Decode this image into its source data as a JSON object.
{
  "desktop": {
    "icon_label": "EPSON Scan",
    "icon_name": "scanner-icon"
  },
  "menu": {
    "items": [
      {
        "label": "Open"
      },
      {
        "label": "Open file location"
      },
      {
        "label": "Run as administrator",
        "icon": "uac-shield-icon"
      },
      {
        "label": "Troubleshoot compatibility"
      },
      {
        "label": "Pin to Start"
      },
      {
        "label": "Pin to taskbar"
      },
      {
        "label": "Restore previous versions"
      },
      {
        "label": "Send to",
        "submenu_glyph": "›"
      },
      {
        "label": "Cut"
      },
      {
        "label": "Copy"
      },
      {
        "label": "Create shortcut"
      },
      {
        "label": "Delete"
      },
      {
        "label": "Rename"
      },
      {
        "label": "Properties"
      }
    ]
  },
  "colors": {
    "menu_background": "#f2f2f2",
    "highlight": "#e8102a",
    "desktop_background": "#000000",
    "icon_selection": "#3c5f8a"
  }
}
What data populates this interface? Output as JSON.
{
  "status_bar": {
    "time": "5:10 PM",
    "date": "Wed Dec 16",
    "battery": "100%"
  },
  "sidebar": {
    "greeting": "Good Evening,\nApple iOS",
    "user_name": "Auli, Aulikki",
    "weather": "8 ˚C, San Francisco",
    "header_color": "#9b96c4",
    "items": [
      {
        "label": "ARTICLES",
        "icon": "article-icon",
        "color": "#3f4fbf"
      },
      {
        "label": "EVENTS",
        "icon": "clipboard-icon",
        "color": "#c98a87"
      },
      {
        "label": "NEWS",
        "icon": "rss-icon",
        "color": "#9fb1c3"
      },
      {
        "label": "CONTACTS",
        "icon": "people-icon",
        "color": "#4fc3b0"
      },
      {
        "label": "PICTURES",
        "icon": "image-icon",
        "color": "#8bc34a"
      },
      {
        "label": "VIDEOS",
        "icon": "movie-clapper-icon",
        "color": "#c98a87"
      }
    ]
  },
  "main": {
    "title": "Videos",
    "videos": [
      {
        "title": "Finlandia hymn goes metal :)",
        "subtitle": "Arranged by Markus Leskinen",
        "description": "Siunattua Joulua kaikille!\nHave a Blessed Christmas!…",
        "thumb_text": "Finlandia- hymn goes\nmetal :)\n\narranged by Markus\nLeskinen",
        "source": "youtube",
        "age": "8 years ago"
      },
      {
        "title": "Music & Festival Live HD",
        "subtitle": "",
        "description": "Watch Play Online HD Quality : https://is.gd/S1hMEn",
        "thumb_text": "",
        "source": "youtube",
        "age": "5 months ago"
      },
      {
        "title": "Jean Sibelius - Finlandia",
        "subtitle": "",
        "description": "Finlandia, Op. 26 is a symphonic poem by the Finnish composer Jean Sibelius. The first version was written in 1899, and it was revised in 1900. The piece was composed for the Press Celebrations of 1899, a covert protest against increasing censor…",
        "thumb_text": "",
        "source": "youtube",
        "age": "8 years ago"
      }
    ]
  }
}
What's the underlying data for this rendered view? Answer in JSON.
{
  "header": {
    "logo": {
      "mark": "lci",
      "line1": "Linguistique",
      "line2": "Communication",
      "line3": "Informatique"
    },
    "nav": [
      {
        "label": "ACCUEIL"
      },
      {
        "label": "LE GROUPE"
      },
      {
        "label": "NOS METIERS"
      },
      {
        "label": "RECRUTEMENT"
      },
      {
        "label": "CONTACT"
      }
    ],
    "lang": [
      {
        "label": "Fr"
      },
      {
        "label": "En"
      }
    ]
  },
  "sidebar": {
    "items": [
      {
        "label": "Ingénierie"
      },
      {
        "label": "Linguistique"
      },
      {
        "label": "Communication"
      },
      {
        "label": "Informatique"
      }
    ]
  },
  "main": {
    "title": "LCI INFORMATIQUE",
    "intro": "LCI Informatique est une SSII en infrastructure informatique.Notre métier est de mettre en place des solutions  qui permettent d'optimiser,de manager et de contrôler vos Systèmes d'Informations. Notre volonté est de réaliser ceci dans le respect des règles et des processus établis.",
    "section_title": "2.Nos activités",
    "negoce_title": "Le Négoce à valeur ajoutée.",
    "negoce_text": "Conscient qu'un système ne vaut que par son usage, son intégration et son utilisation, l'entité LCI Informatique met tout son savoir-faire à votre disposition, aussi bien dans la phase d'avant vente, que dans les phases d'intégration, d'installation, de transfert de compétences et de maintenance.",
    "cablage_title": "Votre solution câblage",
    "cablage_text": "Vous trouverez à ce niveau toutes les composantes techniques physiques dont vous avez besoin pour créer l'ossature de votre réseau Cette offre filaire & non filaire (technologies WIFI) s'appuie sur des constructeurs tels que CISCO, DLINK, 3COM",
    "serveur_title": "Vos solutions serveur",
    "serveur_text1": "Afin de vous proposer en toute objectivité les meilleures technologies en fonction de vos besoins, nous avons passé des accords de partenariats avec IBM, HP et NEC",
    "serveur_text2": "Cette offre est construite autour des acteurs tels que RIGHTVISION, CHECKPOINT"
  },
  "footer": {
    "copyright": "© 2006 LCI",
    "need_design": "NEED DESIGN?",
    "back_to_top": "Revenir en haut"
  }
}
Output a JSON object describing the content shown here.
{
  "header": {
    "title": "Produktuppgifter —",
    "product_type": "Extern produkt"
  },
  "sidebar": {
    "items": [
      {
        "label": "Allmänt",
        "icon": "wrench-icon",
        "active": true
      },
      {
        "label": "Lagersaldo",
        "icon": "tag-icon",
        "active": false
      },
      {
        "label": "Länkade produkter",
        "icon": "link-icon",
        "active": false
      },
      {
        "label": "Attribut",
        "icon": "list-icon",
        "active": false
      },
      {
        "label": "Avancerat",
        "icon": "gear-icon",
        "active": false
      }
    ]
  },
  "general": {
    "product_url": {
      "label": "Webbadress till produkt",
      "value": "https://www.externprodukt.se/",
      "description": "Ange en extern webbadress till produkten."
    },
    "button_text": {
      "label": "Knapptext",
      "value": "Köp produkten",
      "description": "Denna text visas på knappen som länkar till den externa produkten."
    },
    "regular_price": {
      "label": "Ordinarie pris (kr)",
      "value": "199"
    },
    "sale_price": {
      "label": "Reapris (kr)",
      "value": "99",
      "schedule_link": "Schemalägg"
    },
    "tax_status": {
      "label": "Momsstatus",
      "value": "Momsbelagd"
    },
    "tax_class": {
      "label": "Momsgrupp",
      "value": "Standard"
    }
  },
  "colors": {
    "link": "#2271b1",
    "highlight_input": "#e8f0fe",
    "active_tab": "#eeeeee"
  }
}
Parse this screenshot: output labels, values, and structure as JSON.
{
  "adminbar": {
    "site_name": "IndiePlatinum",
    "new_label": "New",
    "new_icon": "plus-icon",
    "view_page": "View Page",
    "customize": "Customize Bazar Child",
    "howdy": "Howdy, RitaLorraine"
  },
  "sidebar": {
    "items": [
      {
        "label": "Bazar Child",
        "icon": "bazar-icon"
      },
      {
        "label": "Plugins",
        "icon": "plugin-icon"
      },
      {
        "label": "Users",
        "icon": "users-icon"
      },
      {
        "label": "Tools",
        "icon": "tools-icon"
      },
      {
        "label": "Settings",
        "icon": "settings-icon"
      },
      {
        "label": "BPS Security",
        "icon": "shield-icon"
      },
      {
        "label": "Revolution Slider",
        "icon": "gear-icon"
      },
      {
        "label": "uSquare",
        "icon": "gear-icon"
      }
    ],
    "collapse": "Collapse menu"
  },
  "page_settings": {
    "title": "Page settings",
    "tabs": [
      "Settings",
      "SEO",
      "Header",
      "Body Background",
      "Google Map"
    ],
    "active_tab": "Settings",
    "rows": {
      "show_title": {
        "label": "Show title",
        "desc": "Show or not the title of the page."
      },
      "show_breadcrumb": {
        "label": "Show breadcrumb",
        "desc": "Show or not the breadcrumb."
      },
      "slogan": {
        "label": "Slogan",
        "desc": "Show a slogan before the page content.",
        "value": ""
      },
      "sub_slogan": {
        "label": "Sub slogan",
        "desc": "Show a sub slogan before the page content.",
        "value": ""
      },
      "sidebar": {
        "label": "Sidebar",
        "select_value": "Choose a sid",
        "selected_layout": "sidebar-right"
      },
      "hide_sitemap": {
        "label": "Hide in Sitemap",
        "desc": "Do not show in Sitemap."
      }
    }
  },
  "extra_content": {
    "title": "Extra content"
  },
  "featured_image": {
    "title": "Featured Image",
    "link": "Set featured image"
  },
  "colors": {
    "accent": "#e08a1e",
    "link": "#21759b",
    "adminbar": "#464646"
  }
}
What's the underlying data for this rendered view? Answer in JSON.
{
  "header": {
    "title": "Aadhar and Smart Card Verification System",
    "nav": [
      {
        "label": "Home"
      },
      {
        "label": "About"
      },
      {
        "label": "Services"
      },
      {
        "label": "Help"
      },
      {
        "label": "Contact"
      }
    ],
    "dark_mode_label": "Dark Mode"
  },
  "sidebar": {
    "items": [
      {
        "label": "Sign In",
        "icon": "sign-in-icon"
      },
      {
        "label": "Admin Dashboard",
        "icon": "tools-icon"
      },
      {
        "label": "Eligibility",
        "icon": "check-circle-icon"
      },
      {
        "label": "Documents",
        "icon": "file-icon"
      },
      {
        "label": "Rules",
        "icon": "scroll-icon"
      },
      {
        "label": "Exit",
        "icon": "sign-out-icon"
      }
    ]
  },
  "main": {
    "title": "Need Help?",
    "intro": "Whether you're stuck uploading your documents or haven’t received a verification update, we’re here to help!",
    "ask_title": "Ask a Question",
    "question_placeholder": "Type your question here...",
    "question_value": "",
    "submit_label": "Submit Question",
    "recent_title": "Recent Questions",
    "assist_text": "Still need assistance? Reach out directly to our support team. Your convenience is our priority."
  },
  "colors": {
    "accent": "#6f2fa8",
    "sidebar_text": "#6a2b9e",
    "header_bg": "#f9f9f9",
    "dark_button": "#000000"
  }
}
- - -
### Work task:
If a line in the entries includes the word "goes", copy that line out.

### Response to this task:
        "title": "Finlandia hymn goes metal :)",
        "thumb_text": "Finlandia- hymn goes\nmetal :)\n\narranged by Markus\nLeskinen",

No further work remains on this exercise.